Today is the culmination of 18 months of grinding work by the Parliamentary Banking Standards Commission to remedy what has been described as “a profound loss of trust borne of profound lapses in banking standards”. With the publication of five separate reports from 200 hours of evidence sessions, involving 10,000 questions and a huge amount of twisting of the Chancellor’s arm to accept our proposals we are not yet ready to proclaim that everything has been solved in the banking world. If however, our proposals are fully accepted it will be a big step forward in ensuring a better industry.
We were established specifically to look at culture and standards in banking. We found a culture which was rotten and standards which were abysmally and unacceptable low. Along with my parliamentary colleagues Pat McFadden and Andy Love, Labour was determined to play a committed and constructive part in ensuring a unanimous report in order to send a message to the financial services community that profound change was required from them. Throughout our deliberations, scandal upon scandal surfaced, be it Libor, Payment Protection Insurance (PPI) or interest rate fixing.
The result is that the Banking Reform Bill will become law against a background where cumulative global fines for UK, US and European banks since 2008 total £130bn – an incredibly incomprehensible, mind blowing amount of money. It indicates that legislation alone will not solve the problem – a new culture and ethics from the industry is required. Law and regulation cannot cause people to be good. As the Archbishop of Canterbury (who served so skilfully and enthusiastically on the Commission) stated in the Lords last week, making people good by law has been – to put it mildly – tricky since the day of Moses.
But firm legislative signposts are required if profound change is to be realised. That is why Labour had our own recommendations for higher professional standards and a duty of care to be exercised by banks towards customers. Regarding professional standards, it is important that the industry professionalise the sector in a way similar to the medical and legal professions. This has been pushed insufficiently by government and this is why Labour in the Lords tested the will of the House and won the vote on higher standards. Unlike other industries, the first question banks ask themselves is not ‘What products can we produce that are in the interests of the customers?’ but ‘What will be our Return on Equity?’. So, instead of being first in the queue for consideration the customer is relegated to the last.

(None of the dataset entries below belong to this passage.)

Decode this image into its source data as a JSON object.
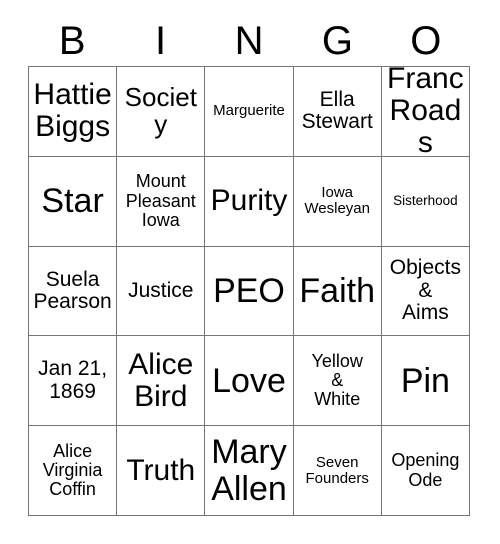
{
  "card": {
    "header_letters": [
      "B",
      "I",
      "N",
      "G",
      "O"
    ],
    "colors": {
      "text": "#000000",
      "grid_line": "#757575",
      "cell_background": "#ffffff",
      "page_background": "#ffffff"
    },
    "rows": [
      [
        {
          "text": "Hattie\nBiggs",
          "size": "fs-xl"
        },
        {
          "text": "Society",
          "size": "fs-lg"
        },
        {
          "text": "Marguerite",
          "size": "fs-xs"
        },
        {
          "text": "Ella\nStewart",
          "size": "fs-md"
        },
        {
          "text": "Franc\nRoads",
          "size": "fs-xl"
        }
      ],
      [
        {
          "text": "Star",
          "size": "fs-xxl"
        },
        {
          "text": "Mount\nPleasant\nIowa",
          "size": "fs-sm"
        },
        {
          "text": "Purity",
          "size": "fs-xl"
        },
        {
          "text": "Iowa\nWesleyan",
          "size": "fs-xs"
        },
        {
          "text": "Sisterhood",
          "size": "fs-xxs"
        }
      ],
      [
        {
          "text": "Suela\nPearson",
          "size": "fs-md"
        },
        {
          "text": "Justice",
          "size": "fs-md"
        },
        {
          "text": "PEO",
          "size": "fs-xxl"
        },
        {
          "text": "Faith",
          "size": "fs-xxl"
        },
        {
          "text": "Objects\n&\nAims",
          "size": "fs-md"
        }
      ],
      [
        {
          "text": "Jan 21,\n1869",
          "size": "fs-md"
        },
        {
          "text": "Alice\nBird",
          "size": "fs-xl"
        },
        {
          "text": "Love",
          "size": "fs-xxl"
        },
        {
          "text": "Yellow\n&\nWhite",
          "size": "fs-sm"
        },
        {
          "text": "Pin",
          "size": "fs-xxl"
        }
      ],
      [
        {
          "text": "Alice\nVirginia\nCoffin",
          "size": "fs-sm"
        },
        {
          "text": "Truth",
          "size": "fs-xl"
        },
        {
          "text": "Mary\nAllen",
          "size": "fs-xxl"
        },
        {
          "text": "Seven\nFounders",
          "size": "fs-xs"
        },
        {
          "text": "Opening\nOde",
          "size": "fs-sm"
        }
      ]
    ]
  }
}
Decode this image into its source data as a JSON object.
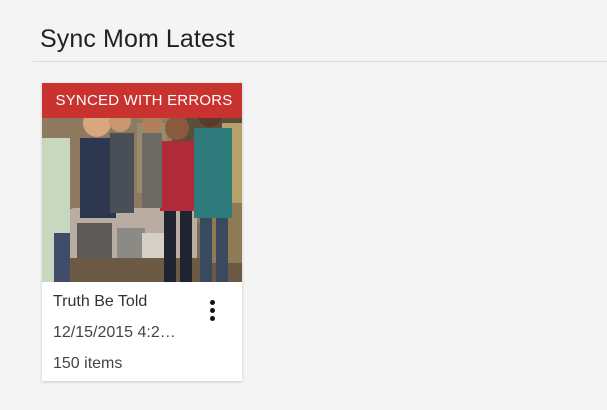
{
  "section": {
    "title": "Sync Mom Latest"
  },
  "card": {
    "status_badge": "SYNCED WITH ERRORS",
    "status_color": "#c8322f",
    "thumbnail_icon": "tv-scene-image",
    "title": "Truth Be Told",
    "date": "12/15/2015 4:2…",
    "item_count": "150 items",
    "menu_icon": "more-vert-icon"
  }
}
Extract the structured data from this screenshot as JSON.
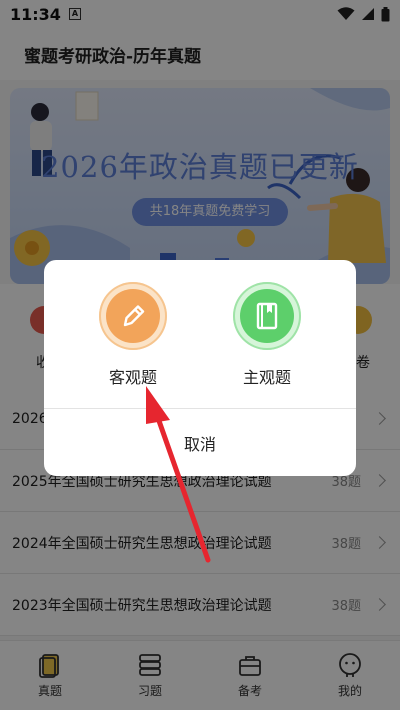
{
  "status": {
    "time": "11:34",
    "notif_letter": "A"
  },
  "header": {
    "title": "蜜题考研政治-历年真题"
  },
  "banner": {
    "headline": "2026年政治真题已更新",
    "pill": "共18年真题免费学习"
  },
  "icon_row": {
    "left_peek": "收",
    "right_peek": "卷"
  },
  "list": [
    {
      "title": "2026",
      "count": ""
    },
    {
      "title": "2025年全国硕士研究生思想政治理论试题",
      "count": "38题"
    },
    {
      "title": "2024年全国硕士研究生思想政治理论试题",
      "count": "38题"
    },
    {
      "title": "2023年全国硕士研究生思想政治理论试题",
      "count": "38题"
    }
  ],
  "tabs": [
    {
      "label": "真题",
      "icon": "book-icon"
    },
    {
      "label": "习题",
      "icon": "stack-icon"
    },
    {
      "label": "备考",
      "icon": "briefcase-icon"
    },
    {
      "label": "我的",
      "icon": "face-icon"
    }
  ],
  "dialog": {
    "option_objective": "客观题",
    "option_subjective": "主观题",
    "cancel": "取消"
  },
  "colors": {
    "objective": "#f2a45a",
    "subjective": "#5dcf6b",
    "arrow": "#e6262f"
  }
}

Witness the scandal of PPI where despite constant warnings from consumer groups, parliamentarians and the regulator, the banks went on selling these products for 18 years. With profit returns of over 80%, it was a goldmine for them. Time and time again, senior executives at the very top of the banks turned a blind eye to the malpractices of their organisations in this regard.
The respected FT journalist and economist John Kay pointed out to me that if a duty of care was adopted it would be transformative for the industry, elevating the customers’ interests above all others. Ominously, he added that we would have the mother of all battles getting it through with the industry straining every sinew to resist it. Although it was narrowly defeated in the Lords by five votes, it is vital that it is still viewed as work in progress in order that both the industry and government don’t slack in their efforts to ensure fair treatment for the consumer in financial services.
Not so very tongue in cheek, the late JK Galbraith wrote many years ago that the salary of chief executives of large corporations was not a merit award for achievement but in the nature of a warm personal gesture by the person to themselves. By our actions on the Commission and in Parliament let us ensure that in future such awards are made not solely in the personal interests of executives but primarily for society. That way we can restore an industry where trust has been lost to one where their contribution is to the economic interests and common good of society.
Lord John McFall of Alcluith is a backbench Labour Peer and was a member of the Parliamentary Commission on Banking Standards
Published 9th December 2013